### Task brief
Within the records below, find each line that holds the string "created", then copy it.
--- Data for review Enclosed Below ---
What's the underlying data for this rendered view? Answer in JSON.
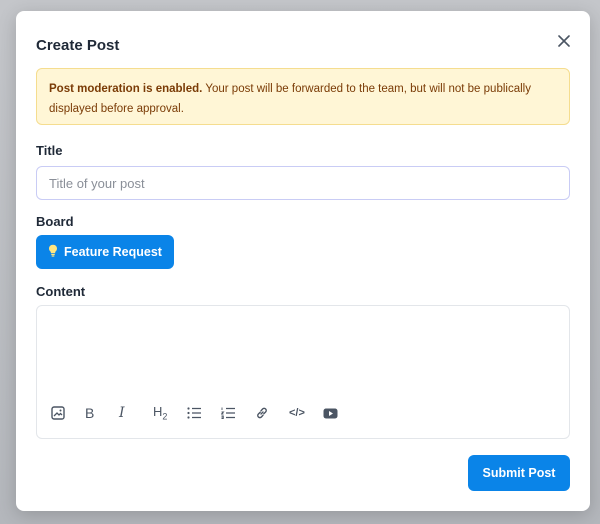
{
  "modal": {
    "title": "Create Post"
  },
  "alert": {
    "bold": "Post moderation is enabled.",
    "text": " Your post will be forwarded to the team, but will not be publically displayed before approval."
  },
  "fields": {
    "title_label": "Title",
    "title_placeholder": "Title of your post",
    "title_value": "",
    "board_label": "Board",
    "board_value": "Feature Request",
    "content_label": "Content"
  },
  "toolbar": {
    "icons": [
      "image-icon",
      "bold-icon",
      "italic-icon",
      "heading2-icon",
      "bullet-list-icon",
      "numbered-list-icon",
      "link-icon",
      "code-icon",
      "youtube-icon"
    ],
    "bold_glyph": "B",
    "italic_glyph": "I",
    "heading_glyph": "H",
    "heading_sub": "2",
    "code_glyph": "</>"
  },
  "actions": {
    "submit_label": "Submit Post"
  },
  "colors": {
    "primary": "#0a84e8",
    "alert_bg": "#fff6d6",
    "alert_text": "#7a3b06"
  }
}
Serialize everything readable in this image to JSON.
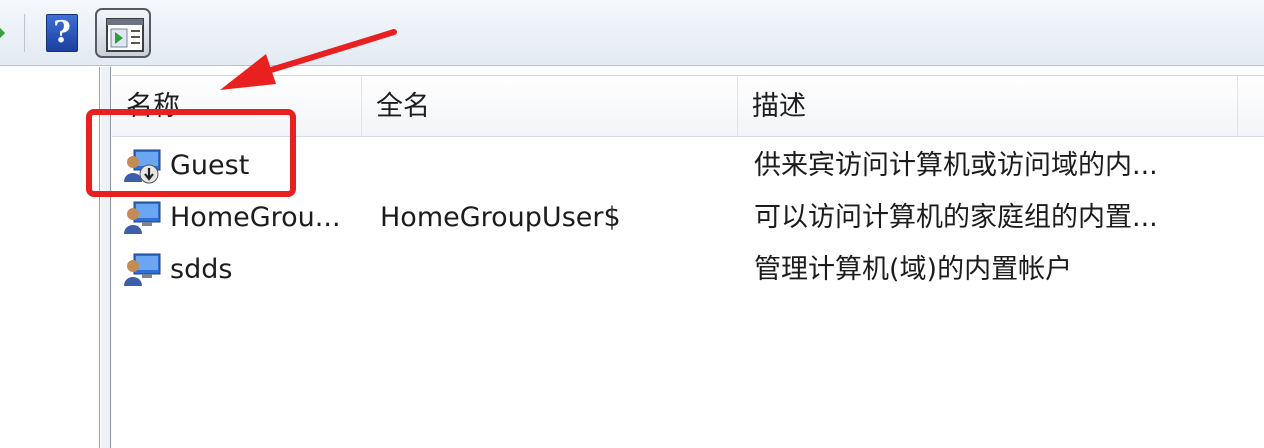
{
  "toolbar": {
    "help_label": "?",
    "icons": [
      "forward-arrow-icon",
      "help-icon",
      "show-hide-action-pane-icon"
    ]
  },
  "columns": [
    {
      "label": "名称"
    },
    {
      "label": "全名"
    },
    {
      "label": "描述"
    }
  ],
  "rows": [
    {
      "name": "Guest",
      "full_name": "",
      "description": "供来宾访问计算机或访问域的内...",
      "icon": "disabled-user-icon"
    },
    {
      "name": "HomeGrou...",
      "full_name": "HomeGroupUser$",
      "description": "可以访问计算机的家庭组的内置...",
      "icon": "user-icon"
    },
    {
      "name": "sdds",
      "full_name": "",
      "description": "管理计算机(域)的内置帐户",
      "icon": "user-icon"
    }
  ],
  "annotation": {
    "color": "#e8201f"
  }
}
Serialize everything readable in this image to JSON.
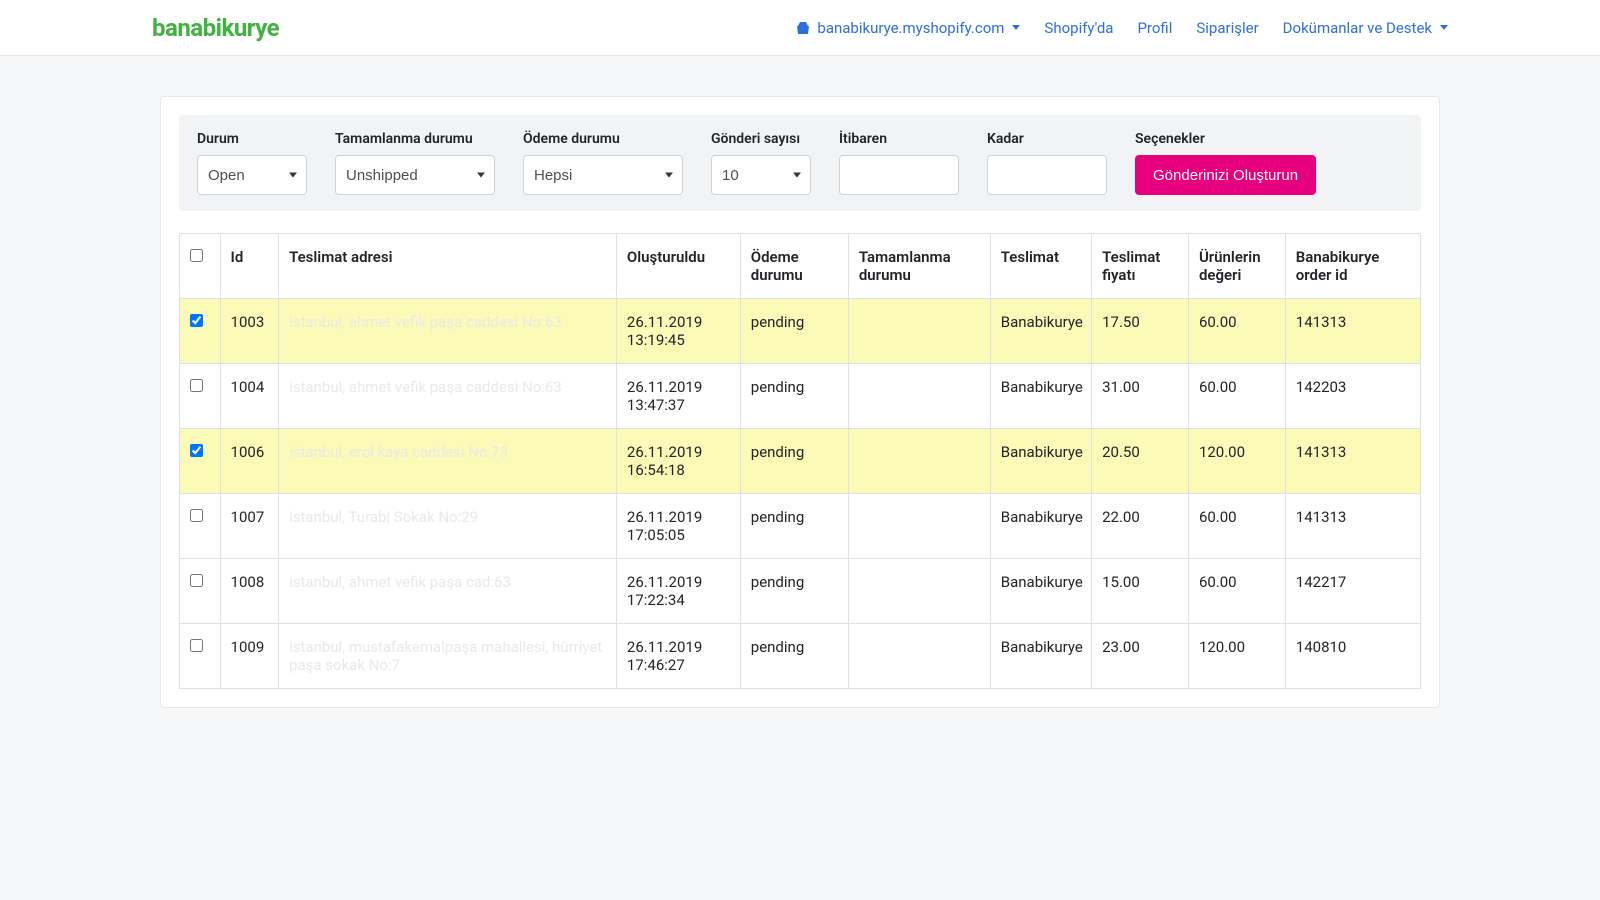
{
  "brand": "banabikurye",
  "nav": {
    "shop_url": "banabikurye.myshopify.com",
    "shopify": "Shopify'da",
    "profile": "Profil",
    "orders": "Siparişler",
    "docs": "Dokümanlar ve Destek"
  },
  "filters": {
    "status_label": "Durum",
    "status_value": "Open",
    "completion_label": "Tamamlanma durumu",
    "completion_value": "Unshipped",
    "payment_label": "Ödeme durumu",
    "payment_value": "Hepsi",
    "count_label": "Gönderi sayısı",
    "count_value": "10",
    "from_label": "İtibaren",
    "from_value": "",
    "to_label": "Kadar",
    "to_value": "",
    "options_label": "Seçenekler",
    "submit_label": "Gönderinizi Oluşturun"
  },
  "columns": {
    "check": "",
    "id": "Id",
    "address": "Teslimat adresi",
    "created": "Oluşturuldu",
    "payment_status": "Ödeme durumu",
    "completion_status": "Tamamlanma durumu",
    "delivery": "Teslimat",
    "delivery_price": "Teslimat fiyatı",
    "product_value": "Ürünlerin değeri",
    "bk_order_id": "Banabikurye order id"
  },
  "rows": [
    {
      "selected": true,
      "id": "1003",
      "address": "istanbul, ahmet vefik paşa caddesi No:63",
      "created": "26.11.2019 13:19:45",
      "payment": "pending",
      "completion": "",
      "delivery": "Banabikurye",
      "price": "17.50",
      "value": "60.00",
      "bk_id": "141313"
    },
    {
      "selected": false,
      "id": "1004",
      "address": "istanbul, ahmet vefik paşa caddesi No:63",
      "created": "26.11.2019 13:47:37",
      "payment": "pending",
      "completion": "",
      "delivery": "Banabikurye",
      "price": "31.00",
      "value": "60.00",
      "bk_id": "142203"
    },
    {
      "selected": true,
      "id": "1006",
      "address": "istanbul, erol kaya caddesi No:73",
      "created": "26.11.2019 16:54:18",
      "payment": "pending",
      "completion": "",
      "delivery": "Banabikurye",
      "price": "20.50",
      "value": "120.00",
      "bk_id": "141313"
    },
    {
      "selected": false,
      "id": "1007",
      "address": "istanbul, Turabi Sokak No:29",
      "created": "26.11.2019 17:05:05",
      "payment": "pending",
      "completion": "",
      "delivery": "Banabikurye",
      "price": "22.00",
      "value": "60.00",
      "bk_id": "141313"
    },
    {
      "selected": false,
      "id": "1008",
      "address": "istanbul, ahmet vefik paşa cad:63",
      "created": "26.11.2019 17:22:34",
      "payment": "pending",
      "completion": "",
      "delivery": "Banabikurye",
      "price": "15.00",
      "value": "60.00",
      "bk_id": "142217"
    },
    {
      "selected": false,
      "id": "1009",
      "address": "istanbul, mustafakemalpaşa mahallesi, hürriyet paşa sokak No:7",
      "created": "26.11.2019 17:46:27",
      "payment": "pending",
      "completion": "",
      "delivery": "Banabikurye",
      "price": "23.00",
      "value": "120.00",
      "bk_id": "140810"
    }
  ]
}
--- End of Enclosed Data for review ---
### Task result
    "created": "Oluşturuldu",
      "created": "26.11.2019 13:19:45",
      "created": "26.11.2019 13:47:37",
      "created": "26.11.2019 16:54:18",
      "created": "26.11.2019 17:05:05",
      "created": "26.11.2019 17:22:34",
      "created": "26.11.2019 17:46:27",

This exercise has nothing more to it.